|Policy status:||In Force|
|Policy Type:||Voluntary Approaches>Negotiated Agreements (Public-private sector), Economic Instruments>Fiscal/financial incentives, Research, Development and Deployment (RD&D), Economic Instruments>Fiscal/financial incentives>Grants and subsidies|
|Policy Target:||Multiple RE Sources>All|
|Policy Sector:||Multi-sectoral Policy|
|Agency:||Sustainable Development Technology Canada|
|Funding:||SD Tech Fund: CAD 590 million; NextGen Biofuels Fund (NGBF): CAD 500 million; TOTAL CAD 1.09 billion|

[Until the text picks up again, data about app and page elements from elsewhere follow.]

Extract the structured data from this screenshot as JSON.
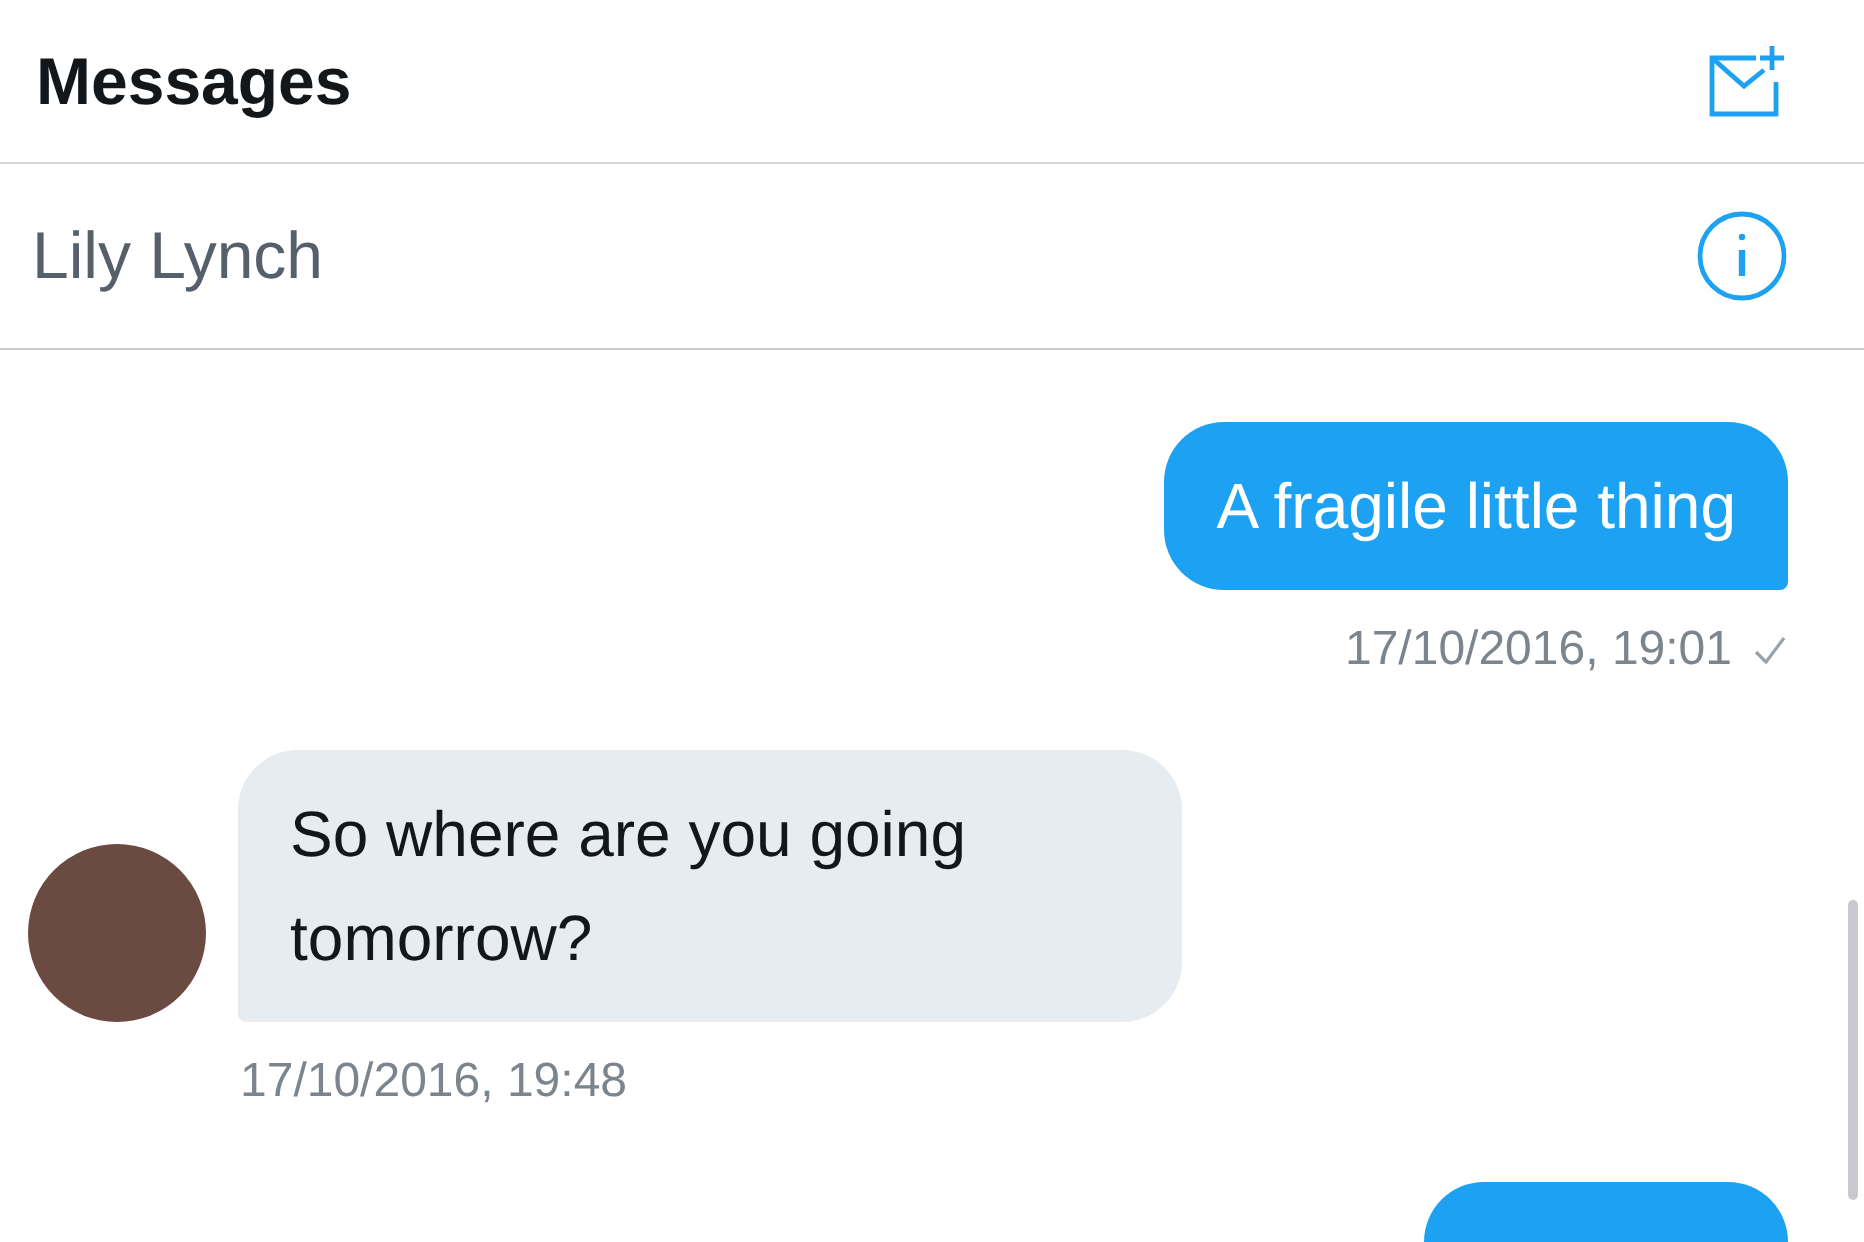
{
  "header": {
    "title": "Messages"
  },
  "conversation": {
    "contact_name": "Lily Lynch"
  },
  "messages": [
    {
      "kind": "sent",
      "text": "A fragile little thing",
      "time": "17/10/2016, 19:01",
      "delivered": true
    },
    {
      "kind": "received",
      "text": "So where are you going tomorrow?",
      "time": "17/10/2016, 19:48"
    },
    {
      "kind": "sent"
    }
  ]
}
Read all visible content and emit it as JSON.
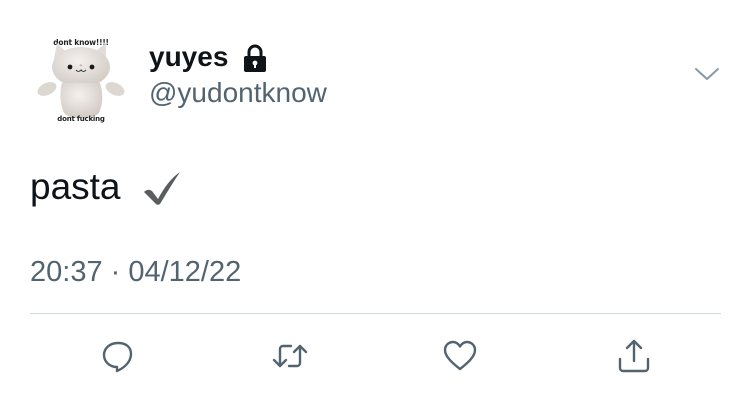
{
  "author": {
    "display_name": "yuyes",
    "username": "@yudontknow",
    "avatar_text_top": "dont know!!!!",
    "avatar_text_bottom": "dont fucking"
  },
  "tweet": {
    "text": "pasta",
    "timestamp": "20:37 · 04/12/22"
  },
  "icons": {
    "protected": "lock-icon",
    "menu": "chevron-down-icon",
    "emoji": "check-mark-icon",
    "actions": [
      "reply-icon",
      "retweet-icon",
      "like-icon",
      "share-icon"
    ]
  },
  "colors": {
    "text": "#0f1419",
    "secondary": "#536471",
    "divider": "#cfd9de"
  }
}
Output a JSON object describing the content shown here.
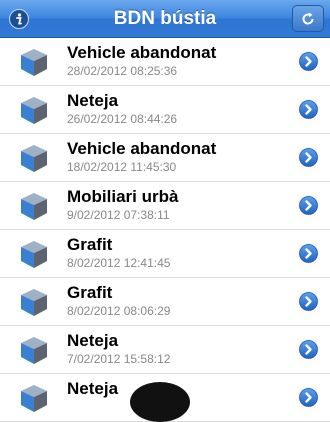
{
  "header": {
    "title": "BDN bústia",
    "info_icon": "info-icon",
    "refresh_icon": "refresh-icon"
  },
  "colors": {
    "nav_bar": "#3d86e0",
    "disclosure": "#2f74d6",
    "date_text": "#888888"
  },
  "items": [
    {
      "title": "Vehicle abandonat",
      "date": "28/02/2012 08:25:36"
    },
    {
      "title": "Neteja",
      "date": "26/02/2012 08:44:26"
    },
    {
      "title": "Vehicle abandonat",
      "date": "18/02/2012 11:45:30"
    },
    {
      "title": "Mobiliari urbà",
      "date": "9/02/2012 07:38:11"
    },
    {
      "title": "Grafit",
      "date": "8/02/2012 12:41:45"
    },
    {
      "title": "Grafit",
      "date": "8/02/2012 08:06:29"
    },
    {
      "title": "Neteja",
      "date": "7/02/2012 15:58:12"
    },
    {
      "title": "Neteja",
      "date": ""
    }
  ]
}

The Government of Canada announced in 1999 the provision of CAD 100 million to establish a Sustainable Development Technology Fund to be administered by a third-party foundation. The Fund would stimulate the development and demonstration of environmental technologies, particularly those aimed at reducing greenhouse gas emissions and improving air quality. Funding would be available to the private sector, research centres and other institutes, up to a maximum of 33% of a projects costs, within total government funding capped at 75% of each projects costs. At the Funds launch, partnering organizations and private firms were expected to provide a further CN$200 million in leveraged funding. Between April 2002 and October 2006, SDTC completed seven funding rounds, committed CAD 169 million to 75 clean technology projects, and leveraged CAD 446 million from project consortia members, for a total portfolio value of CAD 615 million. On 12 August, 2003, the Government of Canada announced the investment of CAD 250 million from Budget 2003 to Sustainable Development Technology Canada, to strengthen the Governments support for the development and demonstration of technology related to climate change and clean air. In January 2006, Sustainable Development Technology Canada (SDTC) pledged CAD 42.5 million in new funding for clean technology projects. The funding, approved by SDTCs Board of Directors, would support the development and demonstration of new clean technologies and fast-track their progress toward commercial viability. Projects included industrial process efficiency and recycling of waste as energy. The 2007 federal budget announced an additional CAD 500 million for SDTC, applied to commercial-scale biofuels projects. A not-for-profit corporation, SDTC aims to bring clean technologies from research to market: helping clean technology developers move through the development and demonstration phases, in preparation for commercialization. SDTC applies a stringent due diligence process when selecting technologies to support and requires every applicant to involve a consortia of partners in their project.
Last modified: Fri, 01 Feb 2013 19:06:26 CET